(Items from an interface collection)
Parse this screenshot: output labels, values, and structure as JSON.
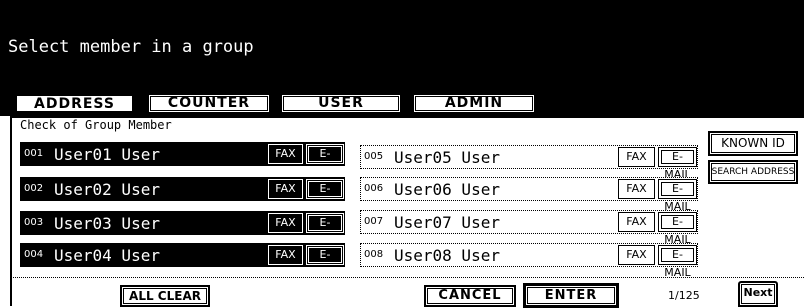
{
  "screen": {
    "title": "Select member in a group"
  },
  "tabs": [
    {
      "label": "ADDRESS",
      "active": true
    },
    {
      "label": "COUNTER",
      "active": false
    },
    {
      "label": "USER",
      "active": false
    },
    {
      "label": "ADMIN",
      "active": false
    }
  ],
  "section": {
    "label": "Check of Group Member"
  },
  "members": [
    {
      "num": "001",
      "name": "User01 User",
      "selected": true,
      "fax": "FAX",
      "email": "E-MAIL"
    },
    {
      "num": "002",
      "name": "User02 User",
      "selected": true,
      "fax": "FAX",
      "email": "E-MAIL"
    },
    {
      "num": "003",
      "name": "User03 User",
      "selected": true,
      "fax": "FAX",
      "email": "E-MAIL"
    },
    {
      "num": "004",
      "name": "User04 User",
      "selected": true,
      "fax": "FAX",
      "email": "E-MAIL"
    },
    {
      "num": "005",
      "name": "User05 User",
      "selected": false,
      "fax": "FAX",
      "email": "E-MAIL"
    },
    {
      "num": "006",
      "name": "User06 User",
      "selected": false,
      "fax": "FAX",
      "email": "E-MAIL"
    },
    {
      "num": "007",
      "name": "User07 User",
      "selected": false,
      "fax": "FAX",
      "email": "E-MAIL"
    },
    {
      "num": "008",
      "name": "User08 User",
      "selected": false,
      "fax": "FAX",
      "email": "E-MAIL"
    }
  ],
  "side_buttons": {
    "known_id": "KNOWN ID",
    "search_address": "SEARCH ADDRESS"
  },
  "footer": {
    "all_clear": "ALL CLEAR",
    "cancel": "CANCEL",
    "enter": "ENTER",
    "page_indicator": "1/125",
    "next": "Next"
  }
}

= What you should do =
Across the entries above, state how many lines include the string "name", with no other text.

= Exercise result =
8